By the end of January, manure produced by cattle in Kewaunee County is expected to be fueling semi-trucks and buses in California, the result of a facility now under construction at Pagel’s Ponderosa Dairy.
Ground was broken Wednesday for a processing facility that will convert the gas from Pagel’s biodigester system into what’s being called renewable natural gas, which burns much more cleanly than diesel fuel, said Mark R. Hill Jr., vice president of operations for DTE Biomass Energy.
DTE, an acronym for Detroit Edison, has been operating similar projects for 30 years and now has 20 facilities around the country, all of them using landfill gases, Hill said.
“This is our first foray into manure gas,” he said.
The gas from Pagel’s digester is about 60 percent methane, 40 percent carbon dioxide. The facility will compress the gas and pass it through a series of membranes that strip off the carbon dioxide, leaving “pure, pipeline-quality methane,” Hill said.
The methane will be trucked to a new DTE facility in Newton, about 40 miles south of Kewaunee, where it will be injected into a pipeline.
“This gas goes to California, where it actually gets consumed in an engine,” said David Kailbourne, CEO of Pennsylvania-based REV LNG, a “diversified liquified natural gas and compressed natural gas distribution and solutions company” that is developing the facility with DTE Biomass Energy. “It gets consumed in a big 18-wheeler truck fleet, it gets consumed in city buses, and it displaces diesel fuel … with renewable natural gas that’s made right here in Wisconsin.”
“We know a thing or two about taking dirty biogas, and refining it and purifying it and making it into a renewable resource,” said Kevin Dobson, DTE vice president of business development.
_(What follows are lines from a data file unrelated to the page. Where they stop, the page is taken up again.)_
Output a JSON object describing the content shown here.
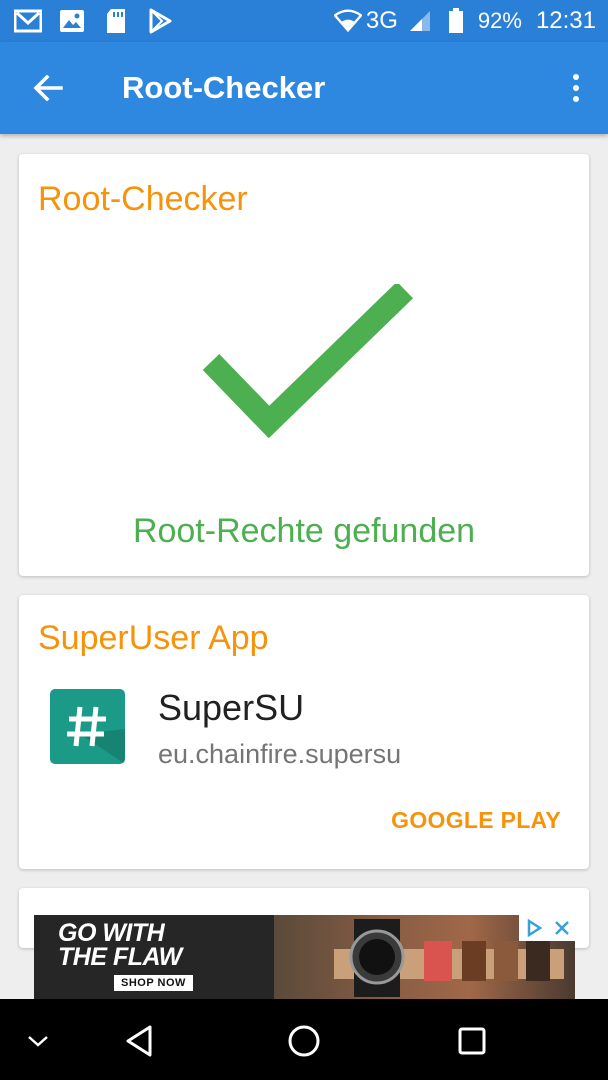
{
  "status_bar": {
    "network": "3G",
    "battery": "92%",
    "time": "12:31",
    "left_icons": [
      "gmail-icon",
      "image-icon",
      "sd-card-icon",
      "play-store-icon"
    ],
    "right_icons": [
      "wifi-icon",
      "signal-icon",
      "battery-icon"
    ]
  },
  "app_bar": {
    "title": "Root-Checker",
    "background": "#2e88e0"
  },
  "root_card": {
    "title": "Root-Checker",
    "status": "Root-Rechte gefunden",
    "status_color": "#4caf50",
    "icon": "checkmark-icon"
  },
  "superuser_card": {
    "title": "SuperUser App",
    "app_name": "SuperSU",
    "package": "eu.chainfire.supersu",
    "action": "GOOGLE PLAY",
    "icon": "hash-icon"
  },
  "ad": {
    "headline_1": "GO WITH",
    "headline_2": "THE FLAW",
    "cta": "SHOP NOW"
  },
  "nav_bar": {
    "buttons": [
      "chevron-down-icon",
      "back-icon",
      "home-icon",
      "recents-icon"
    ]
  },
  "colors": {
    "accent": "#f7930a",
    "primary": "#2e88e0",
    "primary_dark": "#2a7fd6",
    "success": "#4caf50"
  }
}
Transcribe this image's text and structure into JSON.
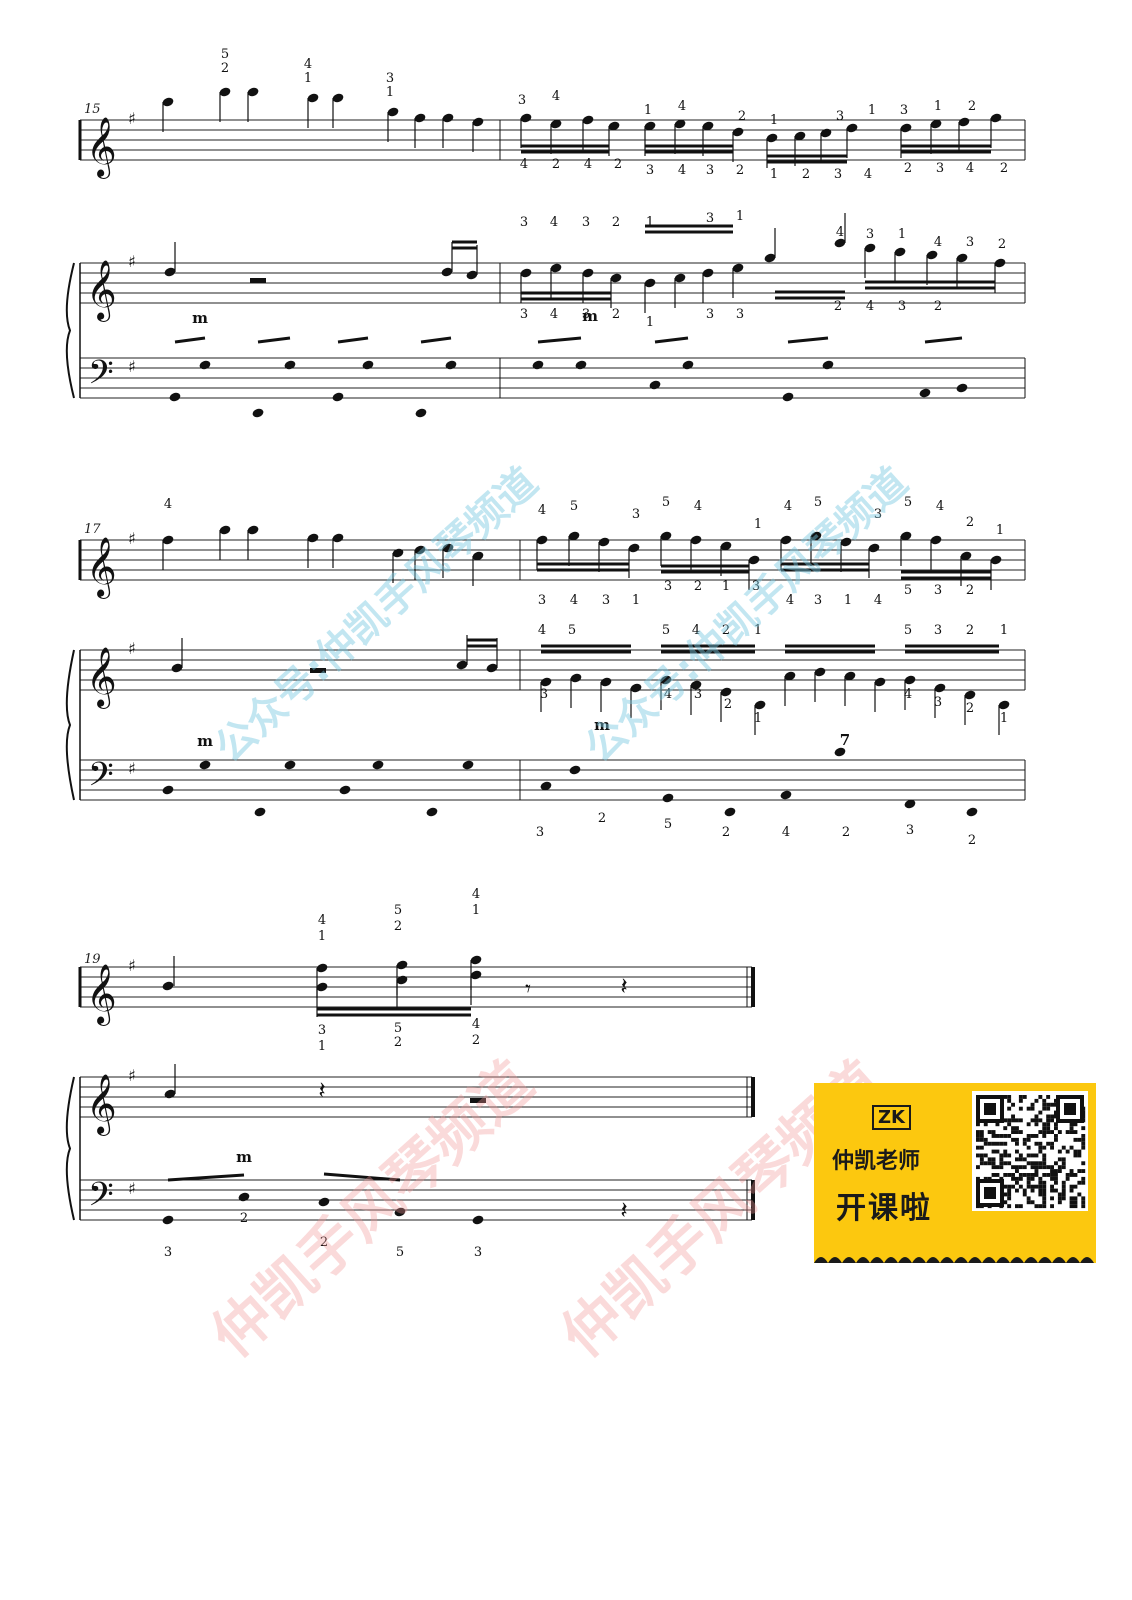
{
  "measure_numbers": [
    "15",
    "17",
    "19"
  ],
  "marks": {
    "m": "m",
    "m_tenor": "7"
  },
  "watermarks": {
    "blue": "公众号:仲凯手风琴频道",
    "red": "仲凯手风琴频道"
  },
  "banner": {
    "logo": "ZK",
    "line1": "仲凯老师",
    "line2": "开课啦",
    "background": "#fcc80f"
  },
  "fingerings": {
    "sys1_top": [
      "5",
      "2",
      "4",
      "1",
      "3",
      "1",
      "3",
      "4",
      "1",
      "4",
      "2",
      "1",
      "3",
      "1",
      "3",
      "1",
      "2",
      "4",
      "2",
      "4",
      "2",
      "3",
      "4",
      "3",
      "2",
      "1",
      "2",
      "3",
      "4",
      "2",
      "3",
      "4",
      "2"
    ],
    "sys2_top": [
      "4",
      "4",
      "5",
      "3",
      "5",
      "4",
      "1",
      "4",
      "5",
      "3",
      "5",
      "4",
      "2",
      "1",
      "3",
      "4",
      "3",
      "1",
      "3",
      "2",
      "1",
      "3",
      "4",
      "3",
      "1",
      "4",
      "5",
      "3",
      "2"
    ],
    "sys3_top": [
      "4",
      "1",
      "5",
      "2",
      "4",
      "1",
      "3",
      "1",
      "5",
      "2",
      "4",
      "2"
    ],
    "sys1_mid": [
      "3",
      "4",
      "3",
      "2",
      "1",
      "3",
      "1",
      "4",
      "3",
      "1",
      "4",
      "3",
      "2",
      "3",
      "4",
      "3",
      "2",
      "1",
      "3",
      "3",
      "2",
      "4",
      "3",
      "2",
      "4"
    ],
    "sys2_mid": [
      "4",
      "5",
      "5",
      "4",
      "2",
      "1",
      "5",
      "3",
      "2",
      "1",
      "3",
      "4",
      "3",
      "2",
      "1",
      "4",
      "3",
      "2",
      "1"
    ],
    "sys2_bass": [
      "3",
      "2",
      "5",
      "2",
      "4",
      "2",
      "3",
      "2"
    ],
    "sys3_mid": [],
    "sys3_bass": [
      "2",
      "3",
      "2",
      "5",
      "3"
    ]
  }
}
The natural gas that will come from the facility is indistinguishable from the natural gas that comes out of the ground, hence the label “renewable” natural gas, Dobson said.
The gas just from Pagel’s Ponderosa Dairy, once refined into RNG and put into vehicles, will save greenhouse gas emissions equivalent to removing roughly 9,200 fossil-fuel-burning vehicles from the road every year, about 5 million gallons of gasoline, Dobson said.
“It’s a phenomenal environmental benefit from this project,” he said. “We can’t be more proud.”
J.J. Pagel said the new facility is a tribute to the vision of his father, John, who died in February but started the conversations with DTE Biomass Energy and REV LNG.
“Our family has always tried to be on the cutting edge of innovation,” Pagel said.
The companies have already received necessary permits from the state Department of Natural Resources and other regulatory entities, and the target date to be up and running is mid-January, company officials said.